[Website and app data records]
|---|
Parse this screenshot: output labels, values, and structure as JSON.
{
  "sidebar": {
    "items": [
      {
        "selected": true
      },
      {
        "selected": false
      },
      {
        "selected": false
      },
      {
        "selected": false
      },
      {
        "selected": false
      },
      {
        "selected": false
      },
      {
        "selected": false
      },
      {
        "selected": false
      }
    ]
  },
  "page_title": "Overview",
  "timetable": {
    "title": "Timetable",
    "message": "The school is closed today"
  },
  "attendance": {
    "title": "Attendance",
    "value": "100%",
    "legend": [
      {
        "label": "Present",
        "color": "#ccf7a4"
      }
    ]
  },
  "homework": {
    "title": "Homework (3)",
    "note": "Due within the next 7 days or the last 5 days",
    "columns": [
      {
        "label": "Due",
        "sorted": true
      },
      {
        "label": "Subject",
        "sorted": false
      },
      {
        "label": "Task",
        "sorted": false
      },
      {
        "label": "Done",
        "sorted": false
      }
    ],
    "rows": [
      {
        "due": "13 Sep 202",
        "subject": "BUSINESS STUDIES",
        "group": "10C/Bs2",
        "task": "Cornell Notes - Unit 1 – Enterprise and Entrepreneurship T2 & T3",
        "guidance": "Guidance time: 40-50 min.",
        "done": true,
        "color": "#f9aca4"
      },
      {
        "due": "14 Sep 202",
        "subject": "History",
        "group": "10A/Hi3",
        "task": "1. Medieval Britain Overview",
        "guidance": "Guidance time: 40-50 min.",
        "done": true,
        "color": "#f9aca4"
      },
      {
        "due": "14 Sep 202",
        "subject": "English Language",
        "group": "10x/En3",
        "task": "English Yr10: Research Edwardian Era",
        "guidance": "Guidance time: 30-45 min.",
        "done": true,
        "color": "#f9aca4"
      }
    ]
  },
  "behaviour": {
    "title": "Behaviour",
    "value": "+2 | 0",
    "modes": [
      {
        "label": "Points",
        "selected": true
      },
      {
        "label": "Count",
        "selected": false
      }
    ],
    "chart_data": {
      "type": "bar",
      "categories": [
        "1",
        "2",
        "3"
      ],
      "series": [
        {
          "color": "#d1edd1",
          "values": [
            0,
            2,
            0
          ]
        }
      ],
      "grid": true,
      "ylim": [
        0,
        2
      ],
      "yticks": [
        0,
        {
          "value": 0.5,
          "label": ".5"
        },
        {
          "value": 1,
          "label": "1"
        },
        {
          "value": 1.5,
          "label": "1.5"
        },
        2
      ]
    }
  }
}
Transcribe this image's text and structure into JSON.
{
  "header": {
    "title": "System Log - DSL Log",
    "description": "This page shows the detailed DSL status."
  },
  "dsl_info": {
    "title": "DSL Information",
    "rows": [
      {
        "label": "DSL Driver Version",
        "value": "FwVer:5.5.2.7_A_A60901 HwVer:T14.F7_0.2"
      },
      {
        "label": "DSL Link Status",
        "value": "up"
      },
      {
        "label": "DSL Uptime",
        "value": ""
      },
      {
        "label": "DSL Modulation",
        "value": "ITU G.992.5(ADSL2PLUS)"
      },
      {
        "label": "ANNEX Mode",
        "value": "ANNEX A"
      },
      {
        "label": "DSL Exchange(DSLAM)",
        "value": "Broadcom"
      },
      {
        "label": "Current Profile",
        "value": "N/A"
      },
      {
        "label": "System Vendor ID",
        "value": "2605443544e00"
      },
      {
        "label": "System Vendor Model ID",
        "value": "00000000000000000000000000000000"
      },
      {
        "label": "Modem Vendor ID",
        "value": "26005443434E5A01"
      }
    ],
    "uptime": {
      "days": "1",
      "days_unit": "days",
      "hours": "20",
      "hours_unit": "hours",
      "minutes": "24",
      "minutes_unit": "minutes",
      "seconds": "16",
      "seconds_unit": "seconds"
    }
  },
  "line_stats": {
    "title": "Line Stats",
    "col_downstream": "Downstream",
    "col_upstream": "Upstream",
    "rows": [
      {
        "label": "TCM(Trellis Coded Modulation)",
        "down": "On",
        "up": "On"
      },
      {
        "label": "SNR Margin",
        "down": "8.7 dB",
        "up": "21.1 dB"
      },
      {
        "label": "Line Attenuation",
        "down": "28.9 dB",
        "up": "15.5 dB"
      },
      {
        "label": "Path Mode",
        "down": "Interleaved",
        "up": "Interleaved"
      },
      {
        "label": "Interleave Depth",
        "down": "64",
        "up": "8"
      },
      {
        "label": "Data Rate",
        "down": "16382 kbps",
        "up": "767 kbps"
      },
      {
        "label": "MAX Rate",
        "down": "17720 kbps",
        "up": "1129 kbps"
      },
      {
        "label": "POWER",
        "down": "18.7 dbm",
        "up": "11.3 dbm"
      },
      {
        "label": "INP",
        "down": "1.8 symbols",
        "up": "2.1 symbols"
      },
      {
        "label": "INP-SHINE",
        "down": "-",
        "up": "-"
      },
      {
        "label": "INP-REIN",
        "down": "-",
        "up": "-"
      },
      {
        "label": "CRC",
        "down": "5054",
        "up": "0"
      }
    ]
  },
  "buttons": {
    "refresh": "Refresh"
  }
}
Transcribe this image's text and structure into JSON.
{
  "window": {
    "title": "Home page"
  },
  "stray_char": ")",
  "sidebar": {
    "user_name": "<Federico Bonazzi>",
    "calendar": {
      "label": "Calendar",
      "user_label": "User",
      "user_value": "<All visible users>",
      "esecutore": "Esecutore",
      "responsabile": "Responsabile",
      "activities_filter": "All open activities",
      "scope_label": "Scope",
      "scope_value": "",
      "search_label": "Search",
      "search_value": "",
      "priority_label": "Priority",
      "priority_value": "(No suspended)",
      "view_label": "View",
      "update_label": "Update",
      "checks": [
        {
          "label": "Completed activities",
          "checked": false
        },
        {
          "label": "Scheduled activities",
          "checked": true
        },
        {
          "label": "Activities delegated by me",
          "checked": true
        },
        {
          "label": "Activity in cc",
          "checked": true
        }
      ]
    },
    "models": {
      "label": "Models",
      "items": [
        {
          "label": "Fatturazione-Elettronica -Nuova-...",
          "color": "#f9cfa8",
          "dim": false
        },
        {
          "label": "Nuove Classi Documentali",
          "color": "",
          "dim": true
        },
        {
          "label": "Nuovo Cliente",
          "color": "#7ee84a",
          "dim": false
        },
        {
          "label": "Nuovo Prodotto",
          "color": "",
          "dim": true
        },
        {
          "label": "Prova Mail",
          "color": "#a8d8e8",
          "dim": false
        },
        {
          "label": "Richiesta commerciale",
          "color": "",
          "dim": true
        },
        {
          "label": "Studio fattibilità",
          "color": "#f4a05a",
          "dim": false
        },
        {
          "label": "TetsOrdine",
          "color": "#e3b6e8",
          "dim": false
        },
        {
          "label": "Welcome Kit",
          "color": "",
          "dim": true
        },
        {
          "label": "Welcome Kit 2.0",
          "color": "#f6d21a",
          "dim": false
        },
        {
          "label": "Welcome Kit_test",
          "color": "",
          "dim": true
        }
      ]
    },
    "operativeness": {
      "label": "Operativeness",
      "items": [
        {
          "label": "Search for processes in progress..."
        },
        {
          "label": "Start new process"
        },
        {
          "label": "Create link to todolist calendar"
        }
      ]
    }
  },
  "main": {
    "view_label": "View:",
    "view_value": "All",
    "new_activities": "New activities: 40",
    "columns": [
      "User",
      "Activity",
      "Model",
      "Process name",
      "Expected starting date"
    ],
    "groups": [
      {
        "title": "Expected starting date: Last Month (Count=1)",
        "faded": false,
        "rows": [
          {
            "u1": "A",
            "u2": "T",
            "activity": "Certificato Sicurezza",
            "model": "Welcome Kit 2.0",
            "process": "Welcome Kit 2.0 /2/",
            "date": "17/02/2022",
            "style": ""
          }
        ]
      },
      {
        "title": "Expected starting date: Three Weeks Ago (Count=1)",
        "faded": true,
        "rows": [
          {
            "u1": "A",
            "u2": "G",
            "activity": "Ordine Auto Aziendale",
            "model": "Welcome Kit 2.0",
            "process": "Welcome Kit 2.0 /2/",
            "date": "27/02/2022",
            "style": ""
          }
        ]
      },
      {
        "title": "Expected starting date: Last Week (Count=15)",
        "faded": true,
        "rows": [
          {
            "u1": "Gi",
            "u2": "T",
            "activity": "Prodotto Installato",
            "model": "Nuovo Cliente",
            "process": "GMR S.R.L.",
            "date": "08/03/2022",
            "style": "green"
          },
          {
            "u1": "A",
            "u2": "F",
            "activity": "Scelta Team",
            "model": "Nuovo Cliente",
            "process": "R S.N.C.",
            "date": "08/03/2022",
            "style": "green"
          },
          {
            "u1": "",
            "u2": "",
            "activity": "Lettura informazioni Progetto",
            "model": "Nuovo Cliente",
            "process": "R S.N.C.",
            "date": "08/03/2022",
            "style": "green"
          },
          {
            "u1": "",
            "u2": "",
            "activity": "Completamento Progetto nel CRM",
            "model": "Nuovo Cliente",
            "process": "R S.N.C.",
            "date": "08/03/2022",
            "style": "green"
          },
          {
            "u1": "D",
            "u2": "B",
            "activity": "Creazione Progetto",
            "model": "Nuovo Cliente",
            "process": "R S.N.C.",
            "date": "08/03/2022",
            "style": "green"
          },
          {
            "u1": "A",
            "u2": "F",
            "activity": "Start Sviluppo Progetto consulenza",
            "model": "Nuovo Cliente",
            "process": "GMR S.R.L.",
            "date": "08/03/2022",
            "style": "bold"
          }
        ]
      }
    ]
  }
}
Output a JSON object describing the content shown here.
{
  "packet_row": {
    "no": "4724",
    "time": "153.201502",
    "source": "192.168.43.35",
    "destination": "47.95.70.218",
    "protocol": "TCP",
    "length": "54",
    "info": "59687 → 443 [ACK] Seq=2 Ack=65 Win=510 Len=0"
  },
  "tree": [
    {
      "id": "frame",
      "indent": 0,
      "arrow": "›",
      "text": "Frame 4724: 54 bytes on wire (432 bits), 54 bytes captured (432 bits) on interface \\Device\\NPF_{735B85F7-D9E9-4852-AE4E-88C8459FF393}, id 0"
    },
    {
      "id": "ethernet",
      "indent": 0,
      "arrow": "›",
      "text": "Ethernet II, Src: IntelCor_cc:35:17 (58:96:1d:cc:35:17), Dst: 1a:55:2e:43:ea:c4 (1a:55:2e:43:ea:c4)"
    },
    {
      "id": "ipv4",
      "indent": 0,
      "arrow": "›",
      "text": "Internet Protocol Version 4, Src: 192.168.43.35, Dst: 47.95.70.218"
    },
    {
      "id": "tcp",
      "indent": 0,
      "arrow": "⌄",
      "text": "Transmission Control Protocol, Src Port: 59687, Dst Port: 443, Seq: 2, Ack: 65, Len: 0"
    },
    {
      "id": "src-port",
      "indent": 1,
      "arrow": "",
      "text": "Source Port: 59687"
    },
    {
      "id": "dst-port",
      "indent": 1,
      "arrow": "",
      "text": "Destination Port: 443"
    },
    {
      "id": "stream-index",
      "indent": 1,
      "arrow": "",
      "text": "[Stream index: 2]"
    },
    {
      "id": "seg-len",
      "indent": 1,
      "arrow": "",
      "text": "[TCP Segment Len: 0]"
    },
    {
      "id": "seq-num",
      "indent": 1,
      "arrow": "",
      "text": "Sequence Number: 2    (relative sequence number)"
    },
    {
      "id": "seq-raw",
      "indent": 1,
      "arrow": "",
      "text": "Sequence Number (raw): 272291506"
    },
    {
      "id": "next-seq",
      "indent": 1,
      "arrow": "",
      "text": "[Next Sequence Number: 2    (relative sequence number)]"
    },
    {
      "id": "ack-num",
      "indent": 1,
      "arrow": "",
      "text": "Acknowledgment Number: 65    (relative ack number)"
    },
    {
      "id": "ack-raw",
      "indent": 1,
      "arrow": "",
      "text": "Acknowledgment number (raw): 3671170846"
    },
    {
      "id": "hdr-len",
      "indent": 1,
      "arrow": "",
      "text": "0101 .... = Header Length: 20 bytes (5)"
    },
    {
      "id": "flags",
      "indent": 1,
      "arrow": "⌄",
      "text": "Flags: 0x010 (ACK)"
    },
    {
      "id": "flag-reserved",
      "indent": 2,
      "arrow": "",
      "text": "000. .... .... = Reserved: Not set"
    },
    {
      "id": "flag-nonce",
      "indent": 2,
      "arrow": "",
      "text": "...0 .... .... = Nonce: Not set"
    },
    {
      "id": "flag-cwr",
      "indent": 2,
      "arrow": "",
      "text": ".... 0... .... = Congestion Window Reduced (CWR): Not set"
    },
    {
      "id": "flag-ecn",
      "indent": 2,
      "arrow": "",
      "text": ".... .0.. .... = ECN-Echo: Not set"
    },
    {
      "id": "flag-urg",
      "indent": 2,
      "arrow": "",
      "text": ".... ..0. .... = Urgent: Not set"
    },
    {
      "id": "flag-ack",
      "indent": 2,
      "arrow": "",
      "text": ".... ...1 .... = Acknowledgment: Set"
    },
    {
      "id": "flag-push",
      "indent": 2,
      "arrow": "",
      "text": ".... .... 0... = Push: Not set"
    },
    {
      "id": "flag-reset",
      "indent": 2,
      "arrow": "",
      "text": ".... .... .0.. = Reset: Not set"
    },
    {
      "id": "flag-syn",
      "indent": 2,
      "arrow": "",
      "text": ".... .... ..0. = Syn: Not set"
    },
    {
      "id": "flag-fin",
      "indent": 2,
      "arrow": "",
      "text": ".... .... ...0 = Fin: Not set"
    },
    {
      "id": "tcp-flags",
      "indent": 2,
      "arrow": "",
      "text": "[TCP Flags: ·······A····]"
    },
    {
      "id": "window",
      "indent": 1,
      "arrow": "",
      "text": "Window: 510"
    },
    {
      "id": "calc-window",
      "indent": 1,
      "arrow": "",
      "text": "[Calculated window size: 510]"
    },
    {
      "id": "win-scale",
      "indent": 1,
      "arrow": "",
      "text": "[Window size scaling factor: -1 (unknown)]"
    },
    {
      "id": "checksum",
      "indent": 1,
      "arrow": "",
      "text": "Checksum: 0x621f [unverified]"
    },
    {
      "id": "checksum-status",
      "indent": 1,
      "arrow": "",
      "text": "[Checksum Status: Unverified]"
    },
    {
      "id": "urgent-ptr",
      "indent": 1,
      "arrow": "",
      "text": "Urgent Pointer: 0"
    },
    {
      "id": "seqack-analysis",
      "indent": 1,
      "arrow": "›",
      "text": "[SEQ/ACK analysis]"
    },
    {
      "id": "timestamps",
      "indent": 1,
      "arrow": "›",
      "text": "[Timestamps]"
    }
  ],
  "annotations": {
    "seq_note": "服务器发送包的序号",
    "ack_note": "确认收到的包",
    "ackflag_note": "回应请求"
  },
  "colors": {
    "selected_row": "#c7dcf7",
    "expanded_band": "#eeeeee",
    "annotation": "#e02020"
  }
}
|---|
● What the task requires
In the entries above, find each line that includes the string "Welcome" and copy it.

● Result of the task
          "label": "Welcome Kit",
          "label": "Welcome Kit 2.0",
          "label": "Welcome Kit_test",
            "model": "Welcome Kit 2.0",
            "process": "Welcome Kit 2.0 /2/",
            "model": "Welcome Kit 2.0",
            "process": "Welcome Kit 2.0 /2/",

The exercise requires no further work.